NEW YORK — Consulting firm Accenture plans to spend more than $200 million over the next three years to help train and educate disadvantaged people with job skills for the digital age.
“As a technology leader, we have an obligation to apply new scalable technology solutions to help solve complex societal challenges,” said Pierre Nanterme, Accenture’s chairman and CEO. “Our investments will continue to empower Accenture to produce socially minded partnerships and programs that will have a profound impact on the lives of millions of people throughout the world, now and for the future.”
Accenture’s commitment will help support Skills to Succeed, Tech4Good, Accenture Development Partnerships and related Accenture initiatives.
The company’s Skills to Succeed initiative advances employment and entrepreneurship opportunities, leveraging digital innovation to help close employment gaps at scale. Together with a network of nonprofits and other ecosystem partners, Accenture has since 2010 equipped more than 2.2 million people with the skills to get a job or build a business, with a goal of equipping a total of more than 3 million people by 2020. Examples of Accenture’s Skills to Succeed partnerships include:
- Helping Youth Business USA develop a platform that uses artificial intelligence and analytics to connect young entrepreneurs from under-represented communities with the resources, skills, training and mentoring needed to grow their business.
- Working with Rede Cidadã and Instituto Ser Mais in Brazil to provide low-income populations with the business and technical skills they need to build meaningful, lasting careers in technology, including the opportunity to be hired by Accenture.
Accenture’s Tech4Good projects use advanced technologies to help solve critical challenges facing business and society. For instance, the company collaborated with The Grameen Foundation India, using technologies from AI to augmented reality, to help disadvantaged people improve their financial literacy to enhance their financial and social well-being. In collaboration with Club Egalité, Accenture Labs in Sophia Antipolis, France, is developing a virtual-reality game that helps primary and middle school students explore future-proof jobs and develop critical skills for the digital economy, with the goal of encouraging an interest in STEM careers.
Accenture Development Partnerships works across government, business and civil society, applying business and technology solutions to build capacity and strengthen programs for development organizations around the globe. For example, Accenture collaborated with the Spanish Ministry of Employment and a consortium of nonprofit partners and corporations in 2013 to create Emplea+, an online program that helps marginalized individuals develop technical, digital and soft skills needed for employment.

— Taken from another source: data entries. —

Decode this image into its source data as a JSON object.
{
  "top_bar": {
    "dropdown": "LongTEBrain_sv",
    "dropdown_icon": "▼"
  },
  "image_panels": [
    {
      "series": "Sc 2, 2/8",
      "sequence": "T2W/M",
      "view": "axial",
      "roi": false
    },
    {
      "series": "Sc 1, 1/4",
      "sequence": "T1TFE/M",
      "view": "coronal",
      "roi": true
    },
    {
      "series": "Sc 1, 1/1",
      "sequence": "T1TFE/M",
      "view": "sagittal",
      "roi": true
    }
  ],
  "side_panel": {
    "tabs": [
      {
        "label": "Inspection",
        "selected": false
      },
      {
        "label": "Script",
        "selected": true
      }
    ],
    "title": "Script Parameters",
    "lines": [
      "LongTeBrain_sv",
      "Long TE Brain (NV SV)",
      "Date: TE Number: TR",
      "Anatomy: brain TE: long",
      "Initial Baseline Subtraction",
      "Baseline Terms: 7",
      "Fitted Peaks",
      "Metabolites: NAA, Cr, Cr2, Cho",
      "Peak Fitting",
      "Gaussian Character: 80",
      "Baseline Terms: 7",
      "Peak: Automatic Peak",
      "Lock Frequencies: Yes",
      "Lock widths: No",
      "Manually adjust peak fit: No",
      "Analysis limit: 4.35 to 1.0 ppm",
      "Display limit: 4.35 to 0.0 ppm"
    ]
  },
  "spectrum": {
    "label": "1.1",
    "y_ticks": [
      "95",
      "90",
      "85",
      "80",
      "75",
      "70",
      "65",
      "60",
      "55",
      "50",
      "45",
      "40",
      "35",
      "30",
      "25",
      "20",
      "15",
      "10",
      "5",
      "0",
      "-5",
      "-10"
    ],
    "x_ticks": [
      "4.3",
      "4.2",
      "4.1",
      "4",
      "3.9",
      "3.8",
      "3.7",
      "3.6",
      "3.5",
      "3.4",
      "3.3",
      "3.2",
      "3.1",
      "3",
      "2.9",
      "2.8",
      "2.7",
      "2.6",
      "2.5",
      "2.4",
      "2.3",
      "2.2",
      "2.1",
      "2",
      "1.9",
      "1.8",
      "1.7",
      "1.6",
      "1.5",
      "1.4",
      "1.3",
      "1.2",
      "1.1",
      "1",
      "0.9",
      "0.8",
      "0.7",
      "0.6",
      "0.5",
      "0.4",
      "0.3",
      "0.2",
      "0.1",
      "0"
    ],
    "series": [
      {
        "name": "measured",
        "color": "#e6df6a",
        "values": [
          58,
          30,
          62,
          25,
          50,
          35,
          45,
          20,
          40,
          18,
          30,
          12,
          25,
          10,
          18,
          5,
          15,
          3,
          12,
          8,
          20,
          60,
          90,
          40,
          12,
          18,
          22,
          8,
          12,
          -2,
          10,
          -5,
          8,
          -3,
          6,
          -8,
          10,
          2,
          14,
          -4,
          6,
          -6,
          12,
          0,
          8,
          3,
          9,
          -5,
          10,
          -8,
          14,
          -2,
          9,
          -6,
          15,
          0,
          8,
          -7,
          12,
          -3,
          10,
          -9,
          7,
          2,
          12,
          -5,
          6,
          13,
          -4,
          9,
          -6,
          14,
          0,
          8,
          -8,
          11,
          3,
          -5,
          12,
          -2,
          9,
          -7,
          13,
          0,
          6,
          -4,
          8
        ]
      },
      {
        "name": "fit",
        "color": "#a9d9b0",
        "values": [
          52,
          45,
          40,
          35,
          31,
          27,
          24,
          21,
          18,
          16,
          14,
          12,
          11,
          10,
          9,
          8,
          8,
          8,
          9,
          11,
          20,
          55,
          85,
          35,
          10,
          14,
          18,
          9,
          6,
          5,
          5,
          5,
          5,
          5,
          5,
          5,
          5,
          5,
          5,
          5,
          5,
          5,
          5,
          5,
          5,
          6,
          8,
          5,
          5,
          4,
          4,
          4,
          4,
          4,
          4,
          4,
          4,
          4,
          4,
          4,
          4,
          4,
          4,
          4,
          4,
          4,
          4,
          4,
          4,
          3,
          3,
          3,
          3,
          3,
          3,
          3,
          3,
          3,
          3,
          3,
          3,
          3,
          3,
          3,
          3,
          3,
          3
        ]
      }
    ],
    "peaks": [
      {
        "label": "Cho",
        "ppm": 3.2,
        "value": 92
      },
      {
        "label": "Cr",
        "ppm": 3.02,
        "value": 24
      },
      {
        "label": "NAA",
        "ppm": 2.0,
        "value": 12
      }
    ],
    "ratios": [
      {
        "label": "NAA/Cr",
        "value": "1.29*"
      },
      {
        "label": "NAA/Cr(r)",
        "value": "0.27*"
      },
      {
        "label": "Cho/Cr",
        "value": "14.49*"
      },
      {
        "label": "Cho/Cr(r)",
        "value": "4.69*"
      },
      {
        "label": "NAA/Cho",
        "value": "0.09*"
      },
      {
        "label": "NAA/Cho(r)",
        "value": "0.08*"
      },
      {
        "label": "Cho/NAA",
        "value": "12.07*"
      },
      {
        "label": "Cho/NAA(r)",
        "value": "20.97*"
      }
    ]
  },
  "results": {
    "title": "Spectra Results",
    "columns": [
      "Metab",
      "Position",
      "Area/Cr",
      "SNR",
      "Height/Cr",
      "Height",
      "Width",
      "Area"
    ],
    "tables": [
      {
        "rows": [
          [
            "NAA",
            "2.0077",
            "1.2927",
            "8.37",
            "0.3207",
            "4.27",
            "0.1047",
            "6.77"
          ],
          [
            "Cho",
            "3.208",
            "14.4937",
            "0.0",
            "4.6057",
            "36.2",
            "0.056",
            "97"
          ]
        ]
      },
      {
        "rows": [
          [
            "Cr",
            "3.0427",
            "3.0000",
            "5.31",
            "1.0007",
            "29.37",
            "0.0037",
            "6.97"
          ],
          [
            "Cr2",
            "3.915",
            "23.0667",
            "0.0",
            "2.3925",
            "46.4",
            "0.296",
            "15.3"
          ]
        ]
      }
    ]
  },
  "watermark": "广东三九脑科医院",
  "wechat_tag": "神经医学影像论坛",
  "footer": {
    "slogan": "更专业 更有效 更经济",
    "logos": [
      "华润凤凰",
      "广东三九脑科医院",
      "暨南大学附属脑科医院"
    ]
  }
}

“The opportunity to improve lives requires collaboration across business, government and non-governmental organizations,” Nanterme said. “As leaders weigh new technologies and applications, we all must ask ourselves: Does this benefit the next generation? If the answer is yes, it’s the right thing to do.”